[Records from a dataset]
..............................

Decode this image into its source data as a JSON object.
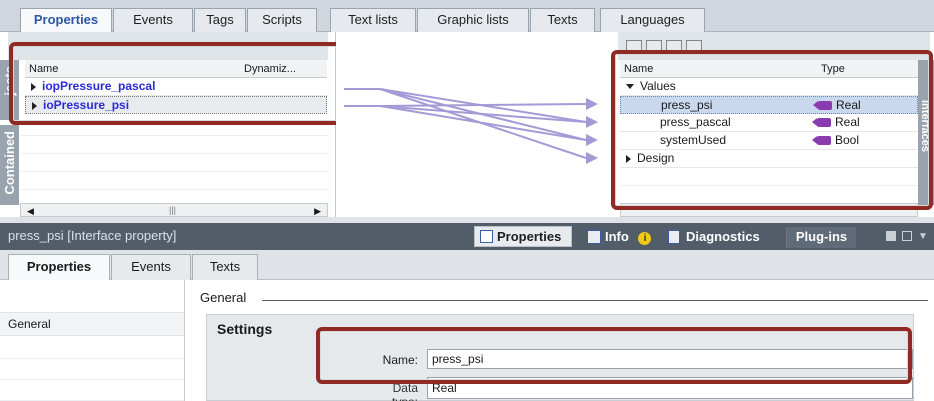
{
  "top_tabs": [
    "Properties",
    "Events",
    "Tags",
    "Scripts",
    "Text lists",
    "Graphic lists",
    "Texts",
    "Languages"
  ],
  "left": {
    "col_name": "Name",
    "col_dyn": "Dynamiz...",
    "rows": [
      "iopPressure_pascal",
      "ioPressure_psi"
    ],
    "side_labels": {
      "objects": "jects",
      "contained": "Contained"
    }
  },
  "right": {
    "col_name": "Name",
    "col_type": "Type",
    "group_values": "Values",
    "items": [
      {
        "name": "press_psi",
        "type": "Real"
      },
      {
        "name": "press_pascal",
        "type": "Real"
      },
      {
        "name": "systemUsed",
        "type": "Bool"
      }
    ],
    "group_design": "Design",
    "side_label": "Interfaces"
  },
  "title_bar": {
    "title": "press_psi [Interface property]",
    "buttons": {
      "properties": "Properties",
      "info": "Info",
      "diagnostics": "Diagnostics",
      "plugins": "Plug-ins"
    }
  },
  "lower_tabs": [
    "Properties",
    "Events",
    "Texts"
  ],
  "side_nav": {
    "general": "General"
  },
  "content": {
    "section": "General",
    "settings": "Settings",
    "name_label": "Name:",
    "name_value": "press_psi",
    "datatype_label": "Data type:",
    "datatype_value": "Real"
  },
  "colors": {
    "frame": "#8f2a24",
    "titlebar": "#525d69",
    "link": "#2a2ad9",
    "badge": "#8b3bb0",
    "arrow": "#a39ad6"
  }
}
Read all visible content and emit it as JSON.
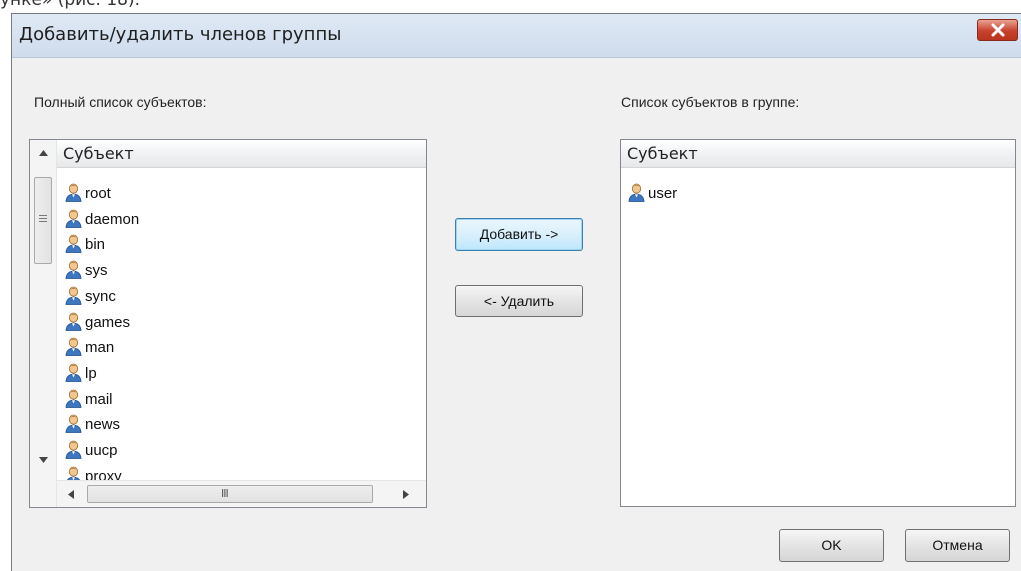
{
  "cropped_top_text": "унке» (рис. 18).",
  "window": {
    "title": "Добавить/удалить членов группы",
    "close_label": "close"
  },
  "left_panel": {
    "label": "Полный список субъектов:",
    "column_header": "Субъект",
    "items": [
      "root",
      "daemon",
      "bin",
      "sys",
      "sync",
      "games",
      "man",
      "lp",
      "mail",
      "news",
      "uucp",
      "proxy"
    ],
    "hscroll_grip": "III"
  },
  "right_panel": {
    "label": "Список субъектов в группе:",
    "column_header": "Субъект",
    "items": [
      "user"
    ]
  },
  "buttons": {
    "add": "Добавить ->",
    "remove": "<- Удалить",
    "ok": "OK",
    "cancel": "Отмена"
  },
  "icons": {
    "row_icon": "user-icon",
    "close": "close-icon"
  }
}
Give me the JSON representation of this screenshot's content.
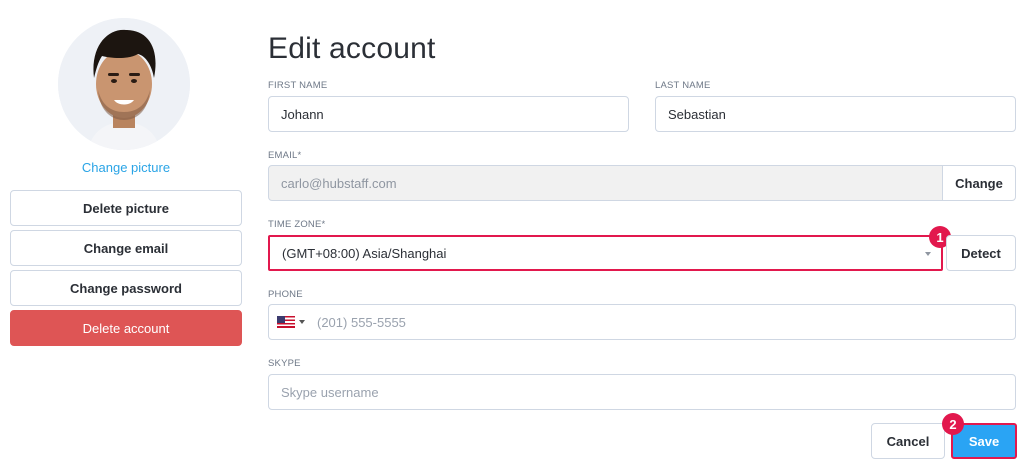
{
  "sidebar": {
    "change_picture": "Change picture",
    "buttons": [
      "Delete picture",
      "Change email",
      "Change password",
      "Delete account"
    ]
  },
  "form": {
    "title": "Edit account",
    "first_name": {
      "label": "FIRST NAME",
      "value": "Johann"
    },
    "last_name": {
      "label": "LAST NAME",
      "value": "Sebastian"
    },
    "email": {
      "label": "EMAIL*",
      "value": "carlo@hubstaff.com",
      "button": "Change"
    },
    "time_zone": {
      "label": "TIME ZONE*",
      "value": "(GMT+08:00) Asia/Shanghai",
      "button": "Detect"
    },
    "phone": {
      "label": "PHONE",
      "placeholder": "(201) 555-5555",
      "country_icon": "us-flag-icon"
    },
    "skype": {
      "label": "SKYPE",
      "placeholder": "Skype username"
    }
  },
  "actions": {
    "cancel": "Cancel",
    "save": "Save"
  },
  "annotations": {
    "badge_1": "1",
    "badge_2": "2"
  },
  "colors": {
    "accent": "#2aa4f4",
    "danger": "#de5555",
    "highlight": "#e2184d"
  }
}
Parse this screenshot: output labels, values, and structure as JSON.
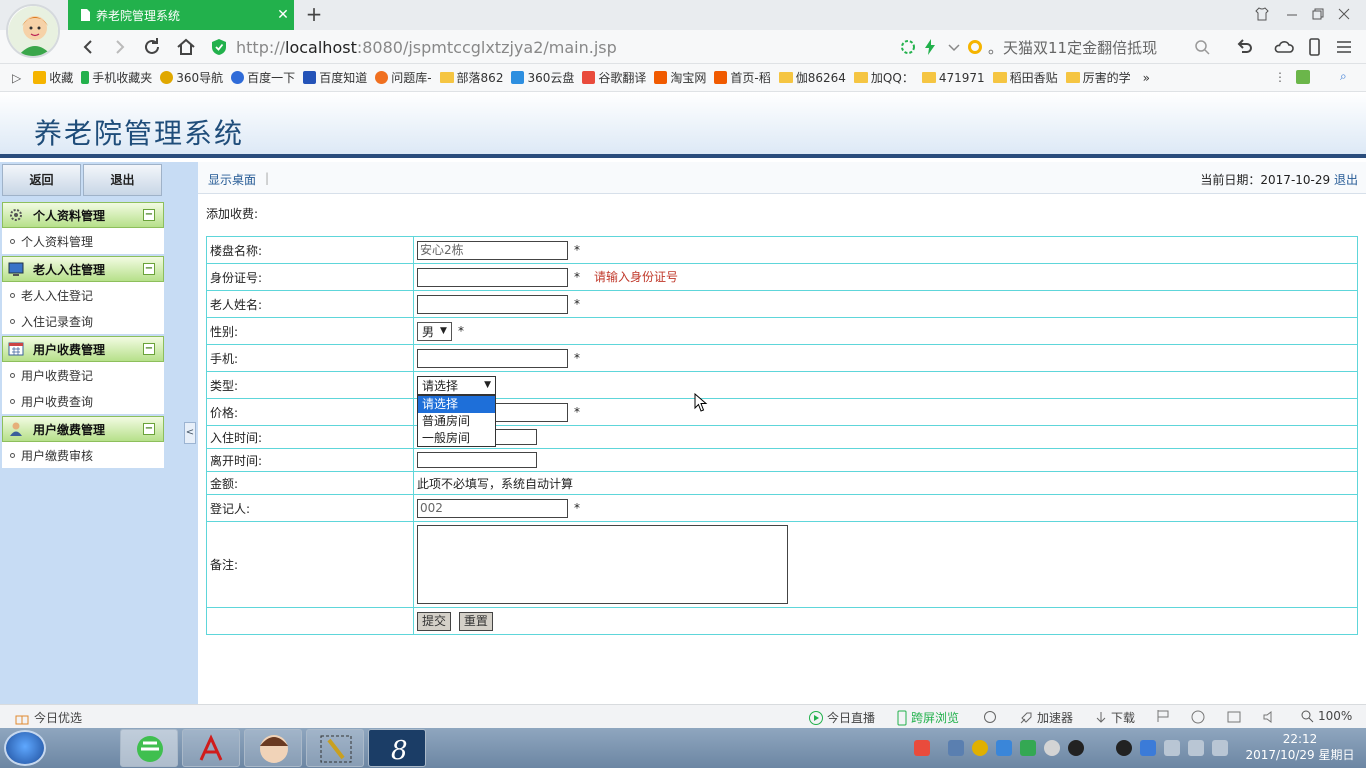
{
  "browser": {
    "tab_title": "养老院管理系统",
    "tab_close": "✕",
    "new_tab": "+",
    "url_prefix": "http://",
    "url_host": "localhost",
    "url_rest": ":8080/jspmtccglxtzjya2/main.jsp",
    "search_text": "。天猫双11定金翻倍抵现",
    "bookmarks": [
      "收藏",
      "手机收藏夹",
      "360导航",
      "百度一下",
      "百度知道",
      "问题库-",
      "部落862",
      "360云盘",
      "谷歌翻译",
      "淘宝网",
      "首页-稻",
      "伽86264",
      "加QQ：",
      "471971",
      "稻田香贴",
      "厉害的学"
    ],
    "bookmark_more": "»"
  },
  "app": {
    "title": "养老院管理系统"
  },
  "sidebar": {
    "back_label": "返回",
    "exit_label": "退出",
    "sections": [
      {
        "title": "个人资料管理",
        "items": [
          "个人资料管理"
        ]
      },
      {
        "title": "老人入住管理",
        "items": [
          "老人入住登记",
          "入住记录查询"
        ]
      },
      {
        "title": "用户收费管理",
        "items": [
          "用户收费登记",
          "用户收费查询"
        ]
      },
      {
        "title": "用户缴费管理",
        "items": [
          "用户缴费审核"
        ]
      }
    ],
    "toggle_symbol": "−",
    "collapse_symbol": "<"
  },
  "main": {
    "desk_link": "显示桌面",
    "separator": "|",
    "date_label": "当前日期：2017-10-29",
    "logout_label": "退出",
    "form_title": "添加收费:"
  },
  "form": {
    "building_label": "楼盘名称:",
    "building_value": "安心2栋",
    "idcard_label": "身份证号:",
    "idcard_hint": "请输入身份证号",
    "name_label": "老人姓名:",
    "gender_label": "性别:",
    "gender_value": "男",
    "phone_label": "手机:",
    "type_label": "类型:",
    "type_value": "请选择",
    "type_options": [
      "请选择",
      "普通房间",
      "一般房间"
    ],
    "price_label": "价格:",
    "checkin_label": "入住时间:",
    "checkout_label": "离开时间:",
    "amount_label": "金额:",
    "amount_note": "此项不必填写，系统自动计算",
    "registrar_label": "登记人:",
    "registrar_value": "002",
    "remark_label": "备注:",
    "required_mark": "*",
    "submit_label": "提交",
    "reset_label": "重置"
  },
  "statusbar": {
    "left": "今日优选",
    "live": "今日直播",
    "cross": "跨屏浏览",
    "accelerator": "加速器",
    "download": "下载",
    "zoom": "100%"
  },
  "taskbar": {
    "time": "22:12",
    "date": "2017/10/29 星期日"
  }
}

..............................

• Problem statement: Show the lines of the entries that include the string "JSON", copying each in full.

• Answer area:
Decode this image into its source data as a JSON object.
Read all visible content and emit it as JSON.
Give me the JSON representation of this screenshot's content.
Parse this screenshot: output labels, values, and structure as JSON.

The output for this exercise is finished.